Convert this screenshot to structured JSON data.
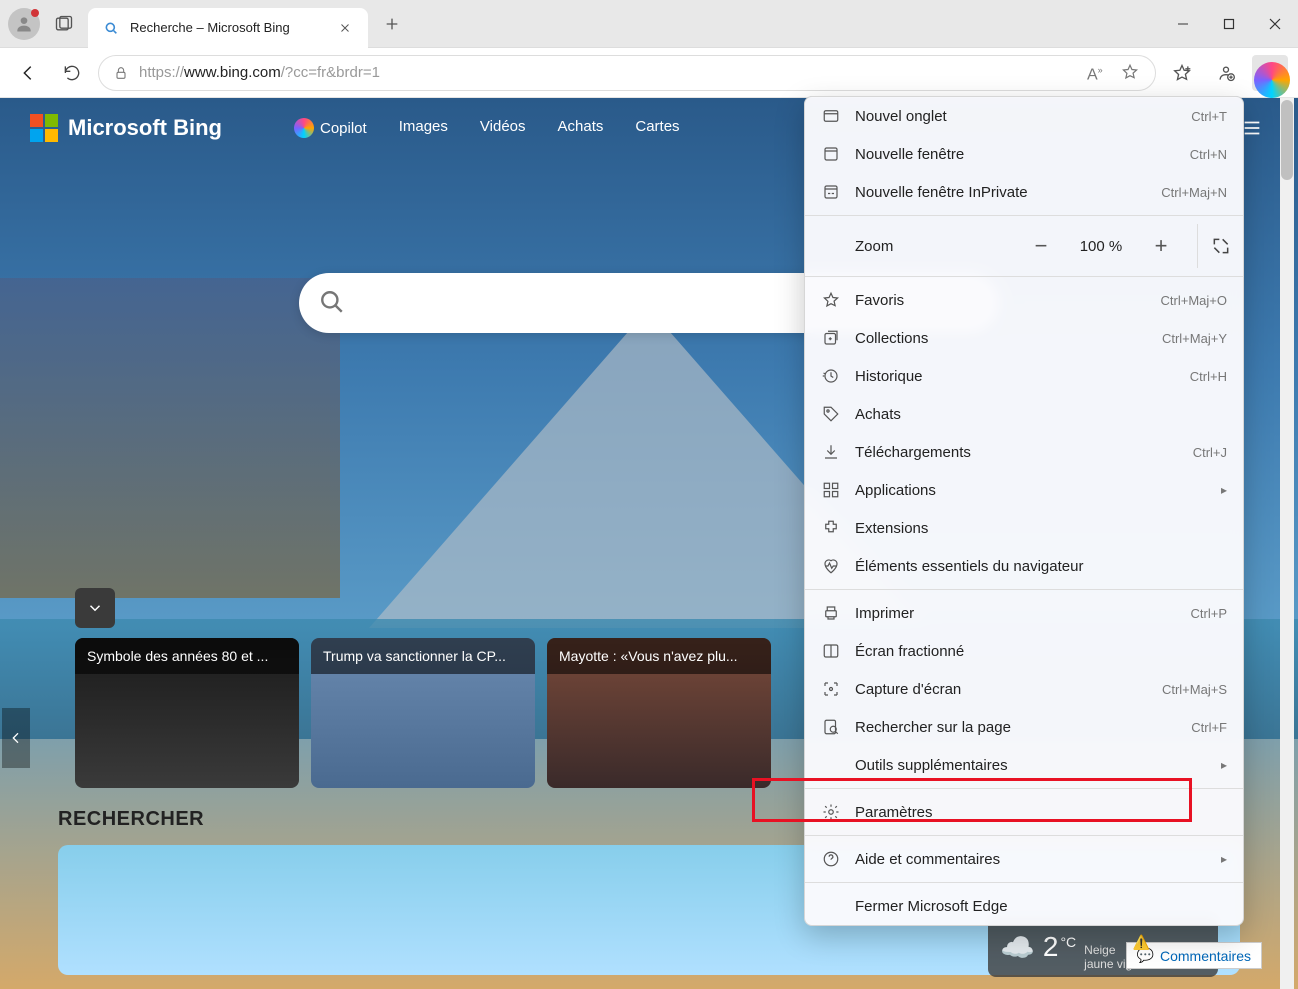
{
  "tab": {
    "title": "Recherche – Microsoft Bing"
  },
  "url": {
    "proto": "https://",
    "host": "www.bing.com",
    "path": "/?cc=fr&brdr=1"
  },
  "bing": {
    "brand": "Microsoft Bing",
    "nav": {
      "copilot": "Copilot",
      "images": "Images",
      "videos": "Vidéos",
      "shop": "Achats",
      "maps": "Cartes"
    },
    "rechercher": "RECHERCHER"
  },
  "news": {
    "c1": "Symbole des années 80 et ...",
    "c2": "Trump va sanctionner la CP...",
    "c3": "Mayotte : «Vous n'avez plu..."
  },
  "weather": {
    "temp": "2",
    "unit": "°C",
    "cond": "Neige",
    "region": "jaune vigilance"
  },
  "feedback": {
    "label": "Commentaires"
  },
  "menu": {
    "new_tab": "Nouvel onglet",
    "new_tab_sc": "Ctrl+T",
    "new_win": "Nouvelle fenêtre",
    "new_win_sc": "Ctrl+N",
    "inprivate": "Nouvelle fenêtre InPrivate",
    "inprivate_sc": "Ctrl+Maj+N",
    "zoom": "Zoom",
    "zoom_val": "100 %",
    "favorites": "Favoris",
    "favorites_sc": "Ctrl+Maj+O",
    "collections": "Collections",
    "collections_sc": "Ctrl+Maj+Y",
    "history": "Historique",
    "history_sc": "Ctrl+H",
    "purchases": "Achats",
    "downloads": "Téléchargements",
    "downloads_sc": "Ctrl+J",
    "apps": "Applications",
    "extensions": "Extensions",
    "essentials": "Éléments essentiels du navigateur",
    "print": "Imprimer",
    "print_sc": "Ctrl+P",
    "split": "Écran fractionné",
    "screenshot": "Capture d'écran",
    "screenshot_sc": "Ctrl+Maj+S",
    "find": "Rechercher sur la page",
    "find_sc": "Ctrl+F",
    "moretools": "Outils supplémentaires",
    "settings": "Paramètres",
    "help": "Aide et commentaires",
    "close": "Fermer Microsoft Edge"
  }
}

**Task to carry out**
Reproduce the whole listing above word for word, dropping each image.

**Answer area**
Convert this screenshot to structured JSON data.
{
  "tab": {
    "title": "Recherche – Microsoft Bing"
  },
  "url": {
    "proto": "https://",
    "host": "www.bing.com",
    "path": "/?cc=fr&brdr=1"
  },
  "bing": {
    "brand": "Microsoft Bing",
    "nav": {
      "copilot": "Copilot",
      "images": "Images",
      "videos": "Vidéos",
      "shop": "Achats",
      "maps": "Cartes"
    },
    "rechercher": "RECHERCHER"
  },
  "news": {
    "c1": "Symbole des années 80 et ...",
    "c2": "Trump va sanctionner la CP...",
    "c3": "Mayotte : «Vous n'avez plu..."
  },
  "weather": {
    "temp": "2",
    "unit": "°C",
    "cond": "Neige",
    "region": "jaune vigilance"
  },
  "feedback": {
    "label": "Commentaires"
  },
  "menu": {
    "new_tab": "Nouvel onglet",
    "new_tab_sc": "Ctrl+T",
    "new_win": "Nouvelle fenêtre",
    "new_win_sc": "Ctrl+N",
    "inprivate": "Nouvelle fenêtre InPrivate",
    "inprivate_sc": "Ctrl+Maj+N",
    "zoom": "Zoom",
    "zoom_val": "100 %",
    "favorites": "Favoris",
    "favorites_sc": "Ctrl+Maj+O",
    "collections": "Collections",
    "collections_sc": "Ctrl+Maj+Y",
    "history": "Historique",
    "history_sc": "Ctrl+H",
    "purchases": "Achats",
    "downloads": "Téléchargements",
    "downloads_sc": "Ctrl+J",
    "apps": "Applications",
    "extensions": "Extensions",
    "essentials": "Éléments essentiels du navigateur",
    "print": "Imprimer",
    "print_sc": "Ctrl+P",
    "split": "Écran fractionné",
    "screenshot": "Capture d'écran",
    "screenshot_sc": "Ctrl+Maj+S",
    "find": "Rechercher sur la page",
    "find_sc": "Ctrl+F",
    "moretools": "Outils supplémentaires",
    "settings": "Paramètres",
    "help": "Aide et commentaires",
    "close": "Fermer Microsoft Edge"
  }
}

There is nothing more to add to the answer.